however there is no collector base voltage that we must overcome since as soon as we apply 0.7 volts to the base the transistor already conducts between emitter and collector without offering resistance
That is correct.
For a full explanation, please consult a text on semiconductor theory. What I present here is a simplification which I hope is accurate enough.
Inside a diode there are three regions, an N-region, a P-region, and at the junction between them, a depletion layer. If the voltage between the N-region and the P-region is insufficient, very few electrons in the N-region cross the depletion layer, and very few holes in the P-region cross the depletion layer. When there is enough voltage between the N-region and P-region, electrons will cross from the N-region to the P-region, and holes will cross from the P-region to the N-region.
When electrons cross over from the N-region to the P-region, they do not immediately combine with holes, but continue travelling for some distance as "minority carriers". They are minority carriers because they are electrons in a P-regions. Similarly, when holes cross over from the P-region to the N-region, they do not immediately combine with electrons, but continue travelling for some distance as minority carriers.
If the N-region is more heavily doped than the P-region, then more electrons will cross over from the N-region into the P-region, than holes will cross over from the P-region to the N-region. Whether it is mostly electrons crossing the depletion region or mostly holes crossing the depletion region doesn't really matter in a diode. The diode is conducting current either way.
For the sake of simplicity, in what follows, when I refer to a "transistor", I will mean an NPN transistor. What happens in a PNP transistor is similar except that the roles of electrons and holes is swapped.
When the base-emitter junction of an (NPN) transistor is forward biased, electrons cross over from the N-region emitter to the P-region base. There, they are minority carriers. They don't recombine with holes in the base immediately. If the base is thin, and the average path of an electron before recombining is long enough, the electrons will reach the base-collector junction. Because they are minority carriers, they pass over the base-collector junction easily, and enter the collector. Once in the collector, they become majority carriers again, and travel freely to the metal collector terminal. That is why, when the the emitter-base junction is forward biased, current will flow from emitter, through base, into collector, even when the base-collector voltage differential is less than that of a typical diode junction or reverse biased.
The doping concentration of the collector is significantly lower than that of the base or emitter.
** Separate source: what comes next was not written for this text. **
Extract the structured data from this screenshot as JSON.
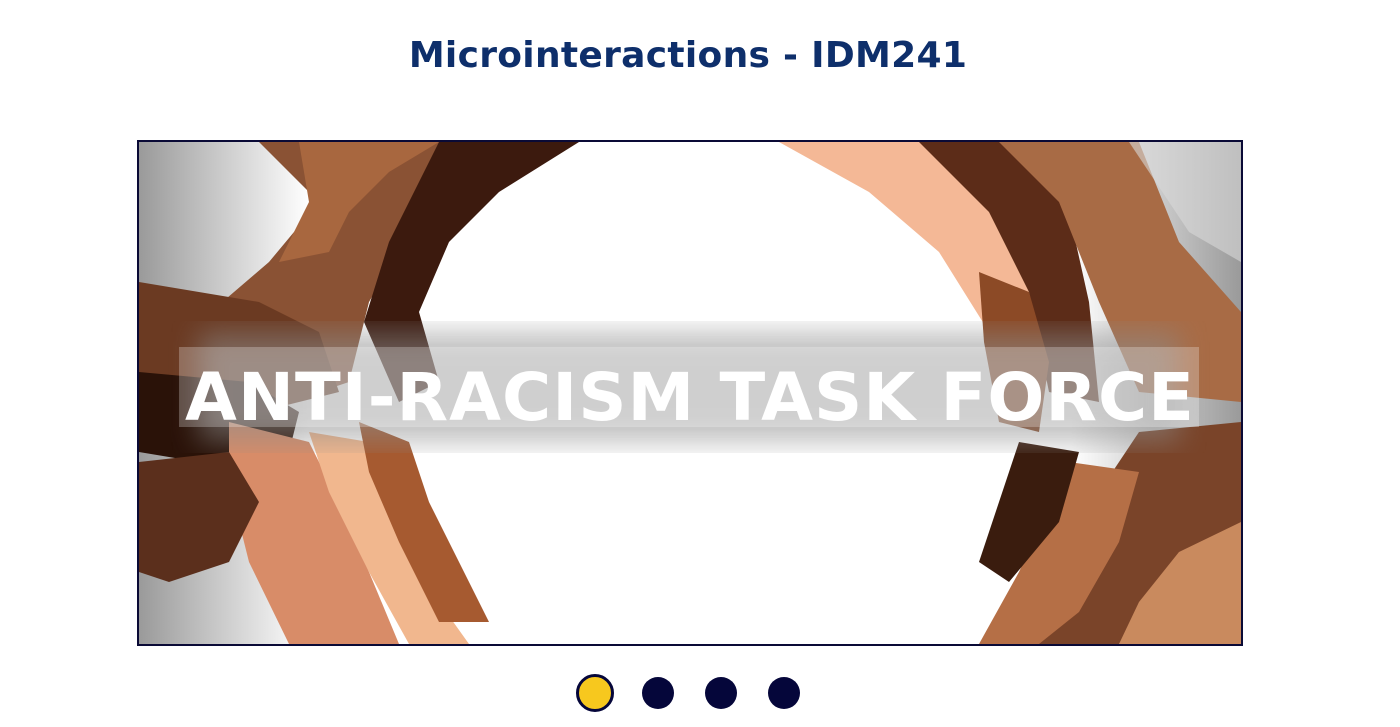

So, for an NPN transistor, electrons easily flow in the direction just described. It is also possible for the roles of the emitter and collector to be reversed, but because the doping concentrations in the emitter and collector are significantly different, a transistor biased in "reverse active mode" doesn't have the same electrical characteristics as one in "forward active mode". Because the base is more heavily doped than the collector, it is much easier for holes to cross from the base into the collector, (when the base collector junction is forward biased) than for electrons to cross from the collector into the base. That is why the collector of a transistor does not make a good "emitter", hence why the reverse-active mode is not as widely used as the forward active mode.
The take away: When electrons cross from the emitter N-region emitter into the P-region-base, they do not recombine with holes immediately. They become minority carriers. As minority carriers, they may cross over the the base-collector junction even when or even though the collector may be at a lower voltage than the base.